We surveyed APP peer support volunteers about their experience of planning a pregnancy after PP or a bipolar diagnosis and about the resources they had used (or developed themselves!). We asked about their experiences of making conception decisions, navigating pregnancy, birth and the postpartum period; and about their experiences of supporting others through the perinatal period as peer supporters. We worked with a lived experience writing group, perinatal clinicians and academic experts on the topic to develop the information for our guide.
We used a survey, face to face workshops and an online working group to create our latest (yet to be published) Insider Guide 'Parenting after PP' and our online resources. Clare Foster, who led the project, explains more.
"We started with a survey. This helped to give us a sense of people’s experiences and the need for the products. I used the survey responses to develop two workshops which I ran during a volunteer event in Birmingham.
We discussed parenting experiences and needs at various ages and stages of recovery. We also thought about what different-aged children might need to know. We also looked at some existing resources written to help talk to children about various mental health problems.
Working with women and their partners is vital. Experiences of PP and recovery are so varied. So are experiences of parenting and the needs of individual children. We are certainly not going to be telling people what to do or how to parent. We want to produce something that recognises possible difficulties – and offers support, suggestions and signposting to help address them.
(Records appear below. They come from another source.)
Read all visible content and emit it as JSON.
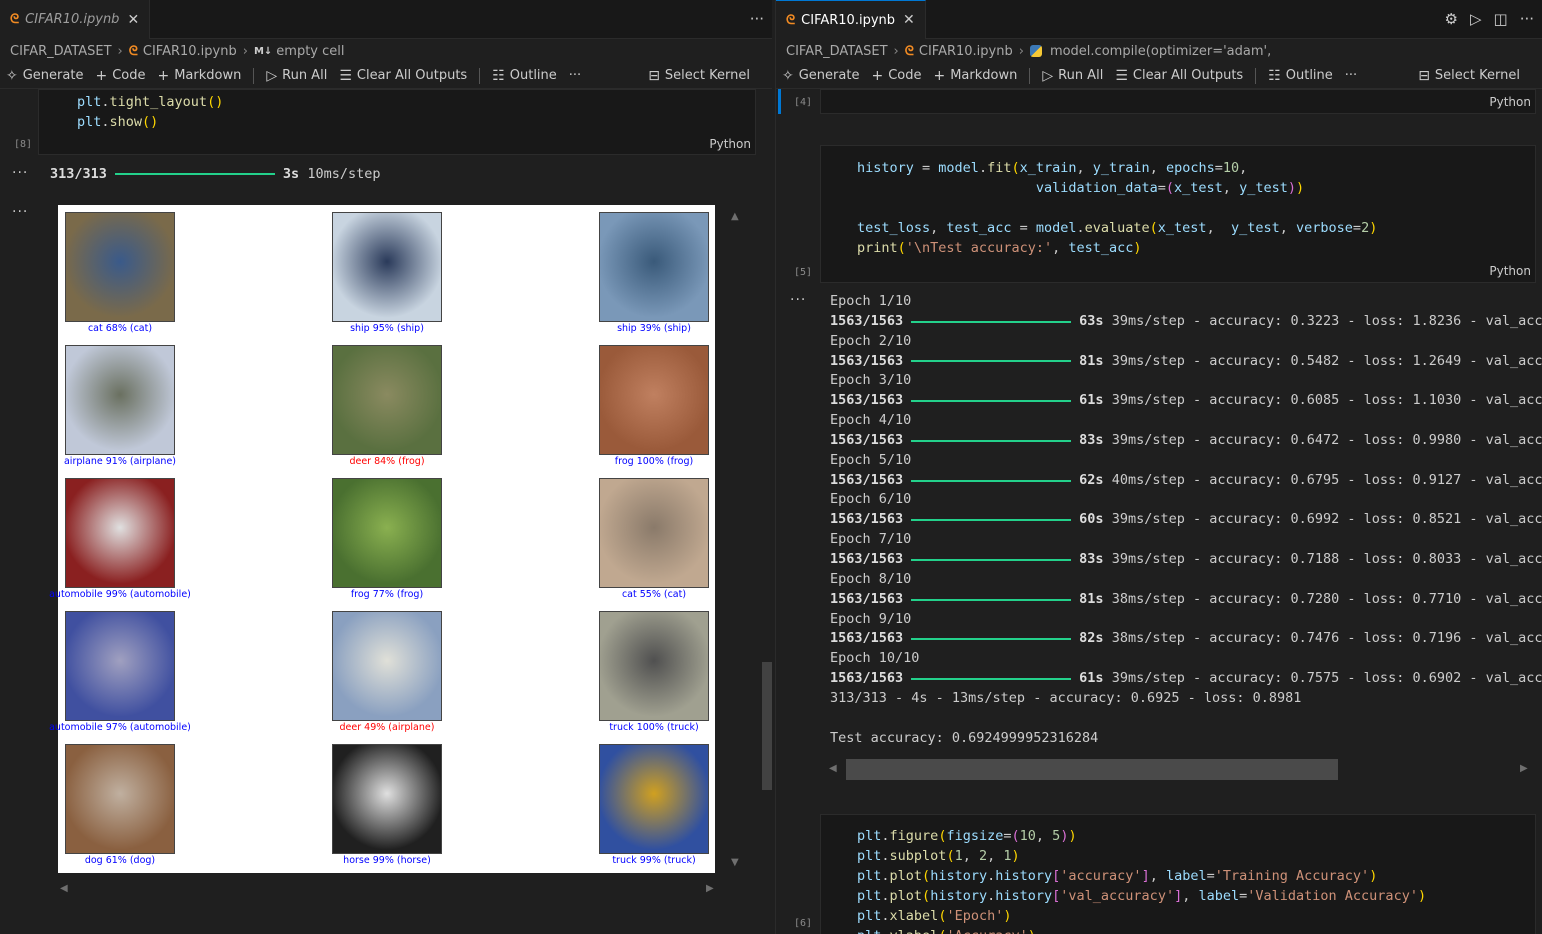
{
  "left": {
    "tab": {
      "title": "CIFAR10.ipynb"
    },
    "breadcrumb": [
      "CIFAR_DATASET",
      "CIFAR10.ipynb",
      "empty cell"
    ],
    "toolbar": {
      "generate": "Generate",
      "code": "Code",
      "markdown": "Markdown",
      "run_all": "Run All",
      "clear": "Clear All Outputs",
      "outline": "Outline",
      "kernel": "Select Kernel"
    },
    "cell8": {
      "lines": [
        "plt.tight_layout()",
        "plt.show()"
      ],
      "num": "[8]",
      "lang": "Python"
    },
    "progress": {
      "count": "313/313",
      "time": "3s",
      "rate": "10ms/step"
    },
    "images": [
      {
        "caption": "cat 68% (cat)",
        "correct": true
      },
      {
        "caption": "ship 95% (ship)",
        "correct": true
      },
      {
        "caption": "ship 39% (ship)",
        "correct": true
      },
      {
        "caption": "airplane 91% (airplane)",
        "correct": true
      },
      {
        "caption": "deer 84% (frog)",
        "correct": false
      },
      {
        "caption": "frog 100% (frog)",
        "correct": true
      },
      {
        "caption": "automobile 99% (automobile)",
        "correct": true
      },
      {
        "caption": "frog 77% (frog)",
        "correct": true
      },
      {
        "caption": "cat 55% (cat)",
        "correct": true
      },
      {
        "caption": "automobile 97% (automobile)",
        "correct": true
      },
      {
        "caption": "deer 49% (airplane)",
        "correct": false
      },
      {
        "caption": "truck 100% (truck)",
        "correct": true
      },
      {
        "caption": "dog 61% (dog)",
        "correct": true
      },
      {
        "caption": "horse 99% (horse)",
        "correct": true
      },
      {
        "caption": "truck 99% (truck)",
        "correct": true
      }
    ],
    "colors": {
      "correct": "#0000ff",
      "wrong": "#ff0000"
    }
  },
  "right": {
    "tab": {
      "title": "CIFAR10.ipynb"
    },
    "breadcrumb": [
      "CIFAR_DATASET",
      "CIFAR10.ipynb",
      "model.compile(optimizer='adam',"
    ],
    "toolbar": {
      "generate": "Generate",
      "code": "Code",
      "markdown": "Markdown",
      "run_all": "Run All",
      "clear": "Clear All Outputs",
      "outline": "Outline",
      "kernel": "Select Kernel"
    },
    "cell4": {
      "num": "[4]",
      "lang": "Python"
    },
    "cell5": {
      "num": "[5]",
      "lang": "Python"
    },
    "cell6": {
      "num": "[6]"
    },
    "epochs": [
      {
        "label": "Epoch 1/10",
        "time": "63s",
        "rate": "39ms/step",
        "acc": "0.3223",
        "loss": "1.8236"
      },
      {
        "label": "Epoch 2/10",
        "time": "81s",
        "rate": "39ms/step",
        "acc": "0.5482",
        "loss": "1.2649"
      },
      {
        "label": "Epoch 3/10",
        "time": "61s",
        "rate": "39ms/step",
        "acc": "0.6085",
        "loss": "1.1030"
      },
      {
        "label": "Epoch 4/10",
        "time": "83s",
        "rate": "39ms/step",
        "acc": "0.6472",
        "loss": "0.9980"
      },
      {
        "label": "Epoch 5/10",
        "time": "62s",
        "rate": "40ms/step",
        "acc": "0.6795",
        "loss": "0.9127"
      },
      {
        "label": "Epoch 6/10",
        "time": "60s",
        "rate": "39ms/step",
        "acc": "0.6992",
        "loss": "0.8521"
      },
      {
        "label": "Epoch 7/10",
        "time": "83s",
        "rate": "39ms/step",
        "acc": "0.7188",
        "loss": "0.8033"
      },
      {
        "label": "Epoch 8/10",
        "time": "81s",
        "rate": "38ms/step",
        "acc": "0.7280",
        "loss": "0.7710"
      },
      {
        "label": "Epoch 9/10",
        "time": "82s",
        "rate": "38ms/step",
        "acc": "0.7476",
        "loss": "0.7196"
      },
      {
        "label": "Epoch 10/10",
        "time": "61s",
        "rate": "39ms/step",
        "acc": "0.7575",
        "loss": "0.6902"
      }
    ],
    "steps": "1563/1563",
    "eval_line": "313/313 - 4s - 13ms/step - accuracy: 0.6925 - loss: 0.8981",
    "test_line": "Test accuracy: 0.6924999952316284"
  }
}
I continued to co-create these resources online using a private working group on Ning. Here volunteers were able to offer comments and suggestions on my outline and drafts. It’s amazing how many people signed up. APP is really lucky to have a group of such passionate, thoughtful and dedicated volunteers".